- **PROBLEM DETAILS**
Each line of the data should be duplicated precisely.

BEGIN LISTED ENTRIES

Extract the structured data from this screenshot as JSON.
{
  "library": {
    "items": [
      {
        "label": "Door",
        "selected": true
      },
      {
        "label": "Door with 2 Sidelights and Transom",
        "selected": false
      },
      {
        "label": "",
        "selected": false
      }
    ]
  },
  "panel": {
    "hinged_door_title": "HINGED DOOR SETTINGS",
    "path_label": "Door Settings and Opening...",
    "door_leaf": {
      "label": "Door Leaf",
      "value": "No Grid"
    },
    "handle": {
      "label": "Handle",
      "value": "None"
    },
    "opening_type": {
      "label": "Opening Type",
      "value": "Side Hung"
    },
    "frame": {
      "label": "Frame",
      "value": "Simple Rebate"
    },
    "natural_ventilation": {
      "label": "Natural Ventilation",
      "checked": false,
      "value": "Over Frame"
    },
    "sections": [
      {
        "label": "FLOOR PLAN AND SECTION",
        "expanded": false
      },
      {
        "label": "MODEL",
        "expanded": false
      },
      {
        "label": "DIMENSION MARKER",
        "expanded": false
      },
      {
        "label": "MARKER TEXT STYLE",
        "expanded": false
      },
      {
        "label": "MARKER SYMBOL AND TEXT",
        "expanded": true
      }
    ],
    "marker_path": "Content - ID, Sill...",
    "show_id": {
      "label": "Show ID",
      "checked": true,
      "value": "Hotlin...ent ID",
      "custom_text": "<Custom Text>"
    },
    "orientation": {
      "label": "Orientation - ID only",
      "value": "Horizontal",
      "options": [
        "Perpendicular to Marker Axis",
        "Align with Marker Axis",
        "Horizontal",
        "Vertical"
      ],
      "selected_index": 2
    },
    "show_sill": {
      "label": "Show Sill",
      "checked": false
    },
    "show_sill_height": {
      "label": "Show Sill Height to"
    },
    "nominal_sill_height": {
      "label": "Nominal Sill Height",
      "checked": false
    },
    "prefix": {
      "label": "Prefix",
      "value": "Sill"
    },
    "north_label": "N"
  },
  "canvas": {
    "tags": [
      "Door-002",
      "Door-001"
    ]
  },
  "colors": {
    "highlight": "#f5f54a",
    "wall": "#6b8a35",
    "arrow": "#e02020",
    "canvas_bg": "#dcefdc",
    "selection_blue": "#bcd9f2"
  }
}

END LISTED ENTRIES

- **RESPONSE BELOW**
Extract the structured data from this screenshot as JSON.
{
  "library": {
    "items": [
      {
        "label": "Door",
        "selected": true
      },
      {
        "label": "Door with 2 Sidelights and Transom",
        "selected": false
      },
      {
        "label": "",
        "selected": false
      }
    ]
  },
  "panel": {
    "hinged_door_title": "HINGED DOOR SETTINGS",
    "path_label": "Door Settings and Opening...",
    "door_leaf": {
      "label": "Door Leaf",
      "value": "No Grid"
    },
    "handle": {
      "label": "Handle",
      "value": "None"
    },
    "opening_type": {
      "label": "Opening Type",
      "value": "Side Hung"
    },
    "frame": {
      "label": "Frame",
      "value": "Simple Rebate"
    },
    "natural_ventilation": {
      "label": "Natural Ventilation",
      "checked": false,
      "value": "Over Frame"
    },
    "sections": [
      {
        "label": "FLOOR PLAN AND SECTION",
        "expanded": false
      },
      {
        "label": "MODEL",
        "expanded": false
      },
      {
        "label": "DIMENSION MARKER",
        "expanded": false
      },
      {
        "label": "MARKER TEXT STYLE",
        "expanded": false
      },
      {
        "label": "MARKER SYMBOL AND TEXT",
        "expanded": true
      }
    ],
    "marker_path": "Content - ID, Sill...",
    "show_id": {
      "label": "Show ID",
      "checked": true,
      "value": "Hotlin...ent ID",
      "custom_text": "<Custom Text>"
    },
    "orientation": {
      "label": "Orientation - ID only",
      "value": "Horizontal",
      "options": [
        "Perpendicular to Marker Axis",
        "Align with Marker Axis",
        "Horizontal",
        "Vertical"
      ],
      "selected_index": 2
    },
    "show_sill": {
      "label": "Show Sill",
      "checked": false
    },
    "show_sill_height": {
      "label": "Show Sill Height to"
    },
    "nominal_sill_height": {
      "label": "Nominal Sill Height",
      "checked": false
    },
    "prefix": {
      "label": "Prefix",
      "value": "Sill"
    },
    "north_label": "N"
  },
  "canvas": {
    "tags": [
      "Door-002",
      "Door-001"
    ]
  },
  "colors": {
    "highlight": "#f5f54a",
    "wall": "#6b8a35",
    "arrow": "#e02020",
    "canvas_bg": "#dcefdc",
    "selection_blue": "#bcd9f2"
  }
}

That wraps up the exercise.